First we were warned about beef, which comes from cattle, which in turn produce not only steaks but farts, which result in increased greenhouse gas emissions.
But now comes word that that lunchtime staple, the lowly sandwich, is also a culprit in the battle to curb global warming:
In the first study of its kind … researchers [at the University of Manchester] carried out an in-depth audit of various sandwiches throughout their life cycles and found the triangular meals could be responsible for the equivalent annual carbon emissions of 8.6 million cars in Britain alone.
What the researchers found was that not all sandwiches are created equal and that some varieties have larger carbon footprints than others. The highest footprint was found in premade, prepackaged, all-day-breakfast sandwiches. These contain eggs, bacon, and sausage and are kept packaged and refrigerated until sold and eaten — all of which is estimated to add up to 1,441 g (3.18 lb) of carbon dioxide equivalent, or roughly the same as driving a car for 12 miles (19 km).

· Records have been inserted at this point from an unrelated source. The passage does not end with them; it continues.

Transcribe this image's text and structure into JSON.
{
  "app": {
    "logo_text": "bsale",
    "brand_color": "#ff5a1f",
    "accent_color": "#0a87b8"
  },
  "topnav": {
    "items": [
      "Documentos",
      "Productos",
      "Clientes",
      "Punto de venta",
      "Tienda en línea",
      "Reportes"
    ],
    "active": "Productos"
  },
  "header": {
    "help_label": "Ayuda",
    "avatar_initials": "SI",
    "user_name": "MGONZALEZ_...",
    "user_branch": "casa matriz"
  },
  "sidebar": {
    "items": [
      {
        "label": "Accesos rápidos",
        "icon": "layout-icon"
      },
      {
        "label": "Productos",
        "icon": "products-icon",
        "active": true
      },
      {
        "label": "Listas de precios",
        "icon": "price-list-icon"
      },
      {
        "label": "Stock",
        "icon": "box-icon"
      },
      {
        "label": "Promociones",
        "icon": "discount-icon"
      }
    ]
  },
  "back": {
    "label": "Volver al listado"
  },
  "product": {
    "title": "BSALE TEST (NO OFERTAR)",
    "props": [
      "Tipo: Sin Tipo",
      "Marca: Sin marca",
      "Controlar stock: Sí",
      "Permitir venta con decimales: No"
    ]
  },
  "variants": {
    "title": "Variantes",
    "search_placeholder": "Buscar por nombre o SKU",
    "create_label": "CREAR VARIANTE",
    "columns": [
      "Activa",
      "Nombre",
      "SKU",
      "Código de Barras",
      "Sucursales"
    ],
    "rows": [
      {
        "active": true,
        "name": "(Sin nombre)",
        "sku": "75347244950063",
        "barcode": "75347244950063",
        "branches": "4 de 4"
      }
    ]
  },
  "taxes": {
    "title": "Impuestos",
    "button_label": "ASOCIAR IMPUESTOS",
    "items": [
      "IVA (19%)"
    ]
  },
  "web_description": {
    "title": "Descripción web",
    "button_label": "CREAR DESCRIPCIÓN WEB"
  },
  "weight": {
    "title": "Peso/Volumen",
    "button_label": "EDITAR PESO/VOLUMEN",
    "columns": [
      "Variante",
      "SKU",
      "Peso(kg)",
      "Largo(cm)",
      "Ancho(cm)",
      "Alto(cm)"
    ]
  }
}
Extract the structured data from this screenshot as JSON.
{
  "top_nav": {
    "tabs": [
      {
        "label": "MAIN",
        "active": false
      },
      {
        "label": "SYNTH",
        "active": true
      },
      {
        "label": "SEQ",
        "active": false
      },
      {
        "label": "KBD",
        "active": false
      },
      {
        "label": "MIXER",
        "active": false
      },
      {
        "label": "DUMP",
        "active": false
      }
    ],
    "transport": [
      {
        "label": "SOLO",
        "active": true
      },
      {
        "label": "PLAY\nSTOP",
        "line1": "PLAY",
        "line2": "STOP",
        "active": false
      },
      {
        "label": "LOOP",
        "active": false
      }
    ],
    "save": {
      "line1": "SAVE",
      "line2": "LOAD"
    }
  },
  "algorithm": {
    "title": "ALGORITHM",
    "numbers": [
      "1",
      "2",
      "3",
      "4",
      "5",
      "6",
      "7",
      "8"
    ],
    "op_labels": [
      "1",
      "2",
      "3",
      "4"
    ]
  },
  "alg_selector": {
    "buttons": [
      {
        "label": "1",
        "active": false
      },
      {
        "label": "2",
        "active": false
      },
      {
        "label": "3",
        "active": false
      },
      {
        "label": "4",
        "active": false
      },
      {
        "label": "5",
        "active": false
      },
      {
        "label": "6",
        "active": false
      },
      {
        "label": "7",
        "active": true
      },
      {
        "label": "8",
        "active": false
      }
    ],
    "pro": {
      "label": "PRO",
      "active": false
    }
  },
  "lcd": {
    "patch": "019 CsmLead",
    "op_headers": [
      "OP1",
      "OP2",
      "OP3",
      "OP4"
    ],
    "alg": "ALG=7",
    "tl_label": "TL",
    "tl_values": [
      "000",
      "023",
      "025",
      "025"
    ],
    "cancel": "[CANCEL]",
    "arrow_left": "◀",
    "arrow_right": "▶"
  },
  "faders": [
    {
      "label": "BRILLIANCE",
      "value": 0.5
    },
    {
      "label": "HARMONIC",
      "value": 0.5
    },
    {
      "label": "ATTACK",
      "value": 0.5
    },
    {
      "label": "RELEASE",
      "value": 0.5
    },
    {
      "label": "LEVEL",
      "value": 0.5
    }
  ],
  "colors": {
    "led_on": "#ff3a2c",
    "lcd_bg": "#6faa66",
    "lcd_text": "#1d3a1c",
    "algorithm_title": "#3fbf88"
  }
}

According to the scientists, a number of factors affect a particular sandwich’s carbon footprint. Ingredients is one of them. Meats, and especially pork for some reason, have especially large footprint culprits.
Another factor is the amount of carbon dioxide emitted during the production of these ingredients. This can account for between 37% to 67% of the carbon dioxide produced.
Still other factors include packaging, mode of transportation, and the need for refrigeration.
No one realistically expects sandwiches to go extinct, but if you want to help the cause, there are steps you can take.
First, make your sandwiches at home. Right off the bat, this halves the carbon footprint of your lunch.
Second — and this is the research team speaking — keep in mind that a ham and cheese sandwich has the lowest carbon footprint. Yes, these same researchers claimed earlier in the report that pork and processed foods emitted more carbon dioxide. Maybe these just got hungry as they were writing.